Open enrollment season for healthcare is essentially on us. For some employers, it’s already underway. For exchange-based policies, it starts in just over two weeks on November 1st. The news appears to be better this year with exchange-based policies expected to essentially be flat in cost. While that’s a big step in the right direction, it still dramatically papers over the bigger affordability issues with healthcare. I’ve demonstrated that the current health insurance first model for healthcare drives up costs because it masks the real costs of care preventing us from being good consumers of healthcare. This also removes market forces creating greater competition and driving down prices. Recently, I used a study from JAMA to illustrate the amount of money we waste on healthcare due to inefficiencies in the system. It amounts to 25% or $2,684 annually. That’s a lot of money wasted per year. But that doesn’t tell the whole story either.
While working on that story and pulling in additional research and applying it to the new information from JAMA, I uncovered how much money we’re spending on health insurance relative to actual healthcare. 68% of the money goes to health insurance while only 32% goes to healthcare. In other words, $7,276 are sent to insurance companies and just $3,424 for healthcare.
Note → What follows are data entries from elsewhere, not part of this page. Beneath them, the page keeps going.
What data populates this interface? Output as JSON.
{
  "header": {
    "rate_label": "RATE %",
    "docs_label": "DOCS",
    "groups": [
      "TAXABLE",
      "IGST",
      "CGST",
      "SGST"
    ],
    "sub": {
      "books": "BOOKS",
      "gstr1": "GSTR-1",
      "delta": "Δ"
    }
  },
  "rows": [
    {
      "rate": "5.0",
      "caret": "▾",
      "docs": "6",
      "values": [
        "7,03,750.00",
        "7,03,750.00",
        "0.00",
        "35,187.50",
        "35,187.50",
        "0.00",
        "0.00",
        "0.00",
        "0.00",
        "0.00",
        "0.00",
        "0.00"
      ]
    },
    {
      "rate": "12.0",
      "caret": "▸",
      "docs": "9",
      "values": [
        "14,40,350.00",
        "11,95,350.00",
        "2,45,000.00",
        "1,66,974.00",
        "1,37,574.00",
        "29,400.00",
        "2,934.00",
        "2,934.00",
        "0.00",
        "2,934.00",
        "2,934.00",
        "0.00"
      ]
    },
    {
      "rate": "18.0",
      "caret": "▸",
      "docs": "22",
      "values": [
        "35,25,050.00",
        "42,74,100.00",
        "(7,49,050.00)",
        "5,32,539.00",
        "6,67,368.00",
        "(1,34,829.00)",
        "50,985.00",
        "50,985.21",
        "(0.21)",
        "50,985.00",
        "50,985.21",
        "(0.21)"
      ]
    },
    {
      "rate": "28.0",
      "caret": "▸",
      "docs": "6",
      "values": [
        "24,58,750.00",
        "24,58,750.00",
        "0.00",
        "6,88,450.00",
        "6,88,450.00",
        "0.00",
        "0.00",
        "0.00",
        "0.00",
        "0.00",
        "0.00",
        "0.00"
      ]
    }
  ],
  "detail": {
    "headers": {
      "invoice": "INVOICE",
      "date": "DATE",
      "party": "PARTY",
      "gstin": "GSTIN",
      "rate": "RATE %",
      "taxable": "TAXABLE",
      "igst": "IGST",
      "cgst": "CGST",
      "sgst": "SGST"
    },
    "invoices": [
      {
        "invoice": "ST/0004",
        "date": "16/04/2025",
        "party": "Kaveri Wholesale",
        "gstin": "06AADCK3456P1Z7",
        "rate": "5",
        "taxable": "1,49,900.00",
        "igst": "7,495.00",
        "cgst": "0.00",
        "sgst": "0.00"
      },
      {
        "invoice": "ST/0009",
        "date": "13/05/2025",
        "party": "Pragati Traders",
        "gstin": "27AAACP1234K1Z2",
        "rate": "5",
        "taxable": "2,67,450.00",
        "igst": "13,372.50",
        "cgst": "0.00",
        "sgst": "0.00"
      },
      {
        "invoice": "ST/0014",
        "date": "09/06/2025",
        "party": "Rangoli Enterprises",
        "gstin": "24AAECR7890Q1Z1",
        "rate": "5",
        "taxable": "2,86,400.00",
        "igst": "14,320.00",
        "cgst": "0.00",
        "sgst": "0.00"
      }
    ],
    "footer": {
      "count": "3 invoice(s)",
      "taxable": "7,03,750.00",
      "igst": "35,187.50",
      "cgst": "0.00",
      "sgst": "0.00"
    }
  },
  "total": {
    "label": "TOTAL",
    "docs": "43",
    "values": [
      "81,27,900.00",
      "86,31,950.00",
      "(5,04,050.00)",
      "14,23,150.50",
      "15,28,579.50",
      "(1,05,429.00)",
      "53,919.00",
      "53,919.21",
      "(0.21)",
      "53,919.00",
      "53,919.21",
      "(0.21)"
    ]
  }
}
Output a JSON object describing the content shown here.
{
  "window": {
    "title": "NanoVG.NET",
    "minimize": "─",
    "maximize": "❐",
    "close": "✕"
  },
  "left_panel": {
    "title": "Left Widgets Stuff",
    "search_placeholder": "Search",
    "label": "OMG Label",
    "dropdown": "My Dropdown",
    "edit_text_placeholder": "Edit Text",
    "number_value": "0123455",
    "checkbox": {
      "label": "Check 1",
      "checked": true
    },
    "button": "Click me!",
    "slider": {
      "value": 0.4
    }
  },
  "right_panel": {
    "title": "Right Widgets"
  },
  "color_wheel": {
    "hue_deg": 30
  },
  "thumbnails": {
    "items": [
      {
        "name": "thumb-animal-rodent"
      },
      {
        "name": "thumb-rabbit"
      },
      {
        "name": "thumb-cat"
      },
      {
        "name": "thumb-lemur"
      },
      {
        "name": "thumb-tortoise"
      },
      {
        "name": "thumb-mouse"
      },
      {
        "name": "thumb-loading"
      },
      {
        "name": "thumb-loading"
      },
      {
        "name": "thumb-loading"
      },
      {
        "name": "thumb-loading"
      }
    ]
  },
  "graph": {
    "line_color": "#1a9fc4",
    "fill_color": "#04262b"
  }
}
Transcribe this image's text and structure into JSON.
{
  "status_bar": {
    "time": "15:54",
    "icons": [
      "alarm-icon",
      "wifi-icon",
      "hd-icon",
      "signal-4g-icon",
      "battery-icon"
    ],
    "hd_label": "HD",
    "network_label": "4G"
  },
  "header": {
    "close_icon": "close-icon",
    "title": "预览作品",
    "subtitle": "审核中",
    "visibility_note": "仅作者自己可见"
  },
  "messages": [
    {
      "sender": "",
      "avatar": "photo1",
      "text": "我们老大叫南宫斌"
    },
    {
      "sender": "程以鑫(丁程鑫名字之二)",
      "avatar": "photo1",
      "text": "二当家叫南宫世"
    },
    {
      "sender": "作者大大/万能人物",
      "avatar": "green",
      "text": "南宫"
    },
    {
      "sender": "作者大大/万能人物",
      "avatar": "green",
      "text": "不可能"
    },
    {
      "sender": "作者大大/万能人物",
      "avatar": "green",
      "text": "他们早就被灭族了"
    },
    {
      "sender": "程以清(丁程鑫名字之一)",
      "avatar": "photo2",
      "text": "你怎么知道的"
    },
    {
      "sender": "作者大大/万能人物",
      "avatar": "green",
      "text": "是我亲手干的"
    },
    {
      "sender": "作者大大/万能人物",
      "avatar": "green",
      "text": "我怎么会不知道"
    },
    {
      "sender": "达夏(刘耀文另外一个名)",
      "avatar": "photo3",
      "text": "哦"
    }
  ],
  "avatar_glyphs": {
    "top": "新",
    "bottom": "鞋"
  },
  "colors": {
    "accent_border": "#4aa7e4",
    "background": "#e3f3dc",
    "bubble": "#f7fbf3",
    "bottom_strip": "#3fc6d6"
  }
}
Yes, it’s true that the more important purpose of any insurance product is to guard against catastrophe circumstances. However, with averages like these, it’ll never come close to good value for most people over the long run. Especially since most healthcare needs occur late in life when Americans are already on Medicare. It’s clear we’d be far better off using health insurance for emergencies, like virtually all other forms of insurance. I have no doubt the average American would much rather have access to the near $7,300 they’re paying to simply maintain health insurance annually.
Photo by: Getty Images Europe, Christopher Furlong